A ravine near Rose's childhood home contained an old garbage dump from the 1930s and '40s. The artist would explore the area, paying attention to the bodies of cars stuck in walls of dirt, fossils of the contemporary age. These images help inform the work in the exhibition; Rose imagines a world in which these discarded forms eventually build up to such excess that a new layer of the earth is formed.
The works included in the exhibition imagine such a techno-geological future. The Coast envisions a landscape in which an endless mass of cars stretches until it meets the sea. Similarly, Citroën Canyon conjures a scene in which the titular autos stack endlessly in a multi-hued, stratified landscape.
The exhibition aims to shine a light on cars not only as potential geological relics but as accessories to identity, highlighting the tension between the cultural desire for them and their apparent disposable nature. Through her automotive stacks and pile-ups, Rose crafts a sharp commentary on these inescapable machines of our time.
Golden Spike opens May 15, 2021 and will be on view by appointment through June 5, 2021.
Lilah Rose (b. 1990 in Rockford, MI; lives and works in Los Angeles, CA) has been a Los Angeles-based soft sculpture artist since 2017. Her interest in fabric work was initially encouraged by a family legacy of print-making and fashion design through the brands Marushka/Michigan Rag, which were launched by her uncle Richard Sweet with support from her parents. Later, as a boarding student at Cranbrook Kingswood, outside of Detroit, her approach to textiles was enhanced by her participation in the school's weaving program and the indelible influence of its founder Loja Saarinen upon the campus.

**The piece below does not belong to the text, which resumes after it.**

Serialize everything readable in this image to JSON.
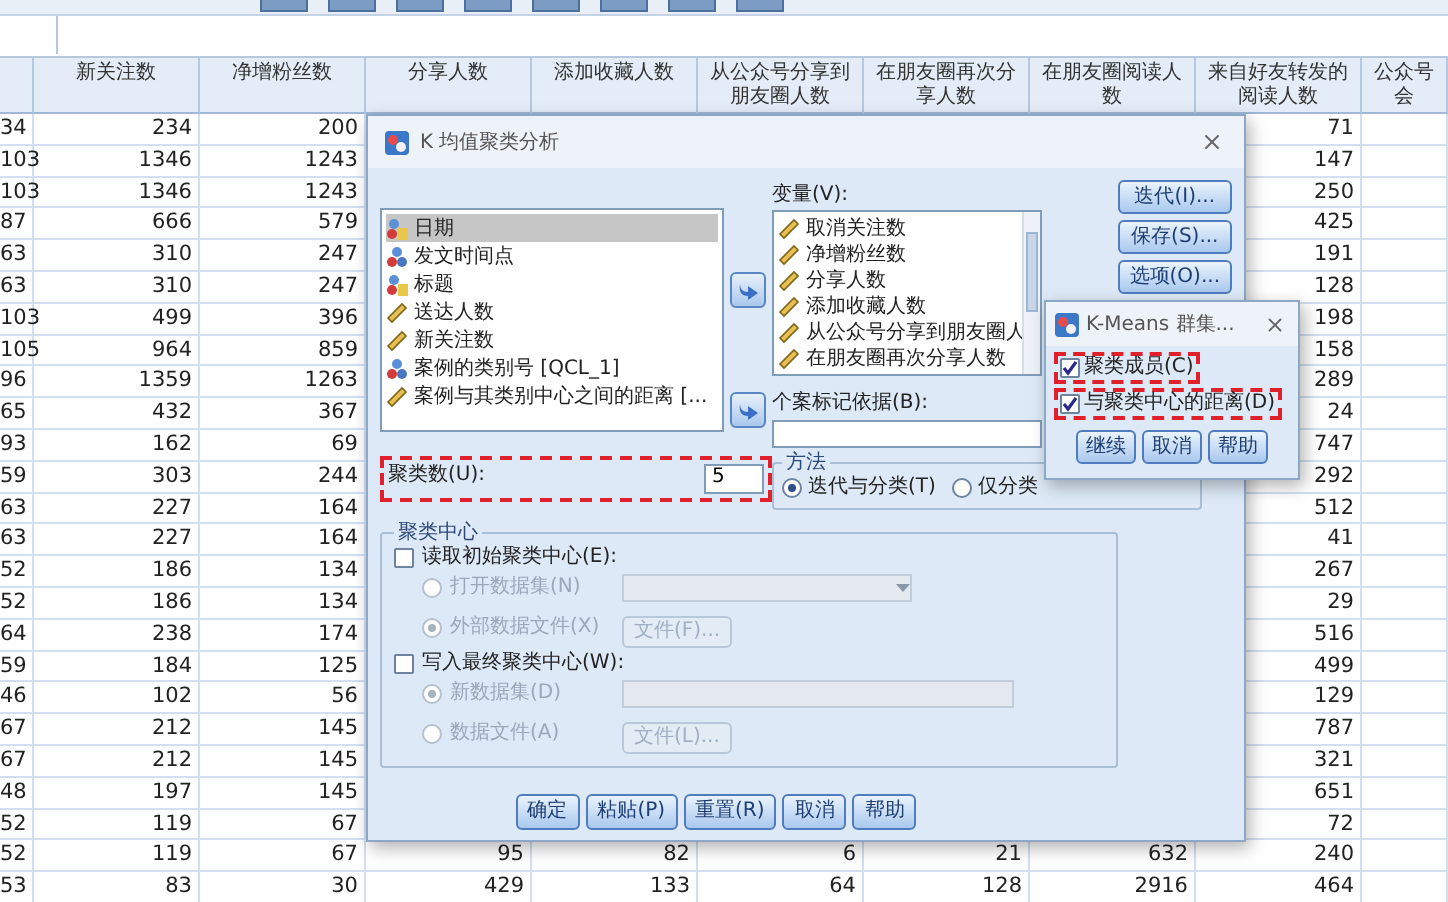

While attending the Evergreen State College in Washington, Lilah apprenticed with a theatrical costume designer, aiming to refine her technical skills and pursue a career in the field. However, her interest in art was revived after meeting her husband, landscape artist Jean Nagai, and by enjoying the opportunity to spend several months as a guest of the Roswell Artist in Residence community in 2016. Today she draws heavily on her logistical experience with fabric–using the visual vocabulary of garment and upholstery construction to create works which evoke a sense of both tensile strength and blurred boundaries.
Press release courtesy Simchowitz.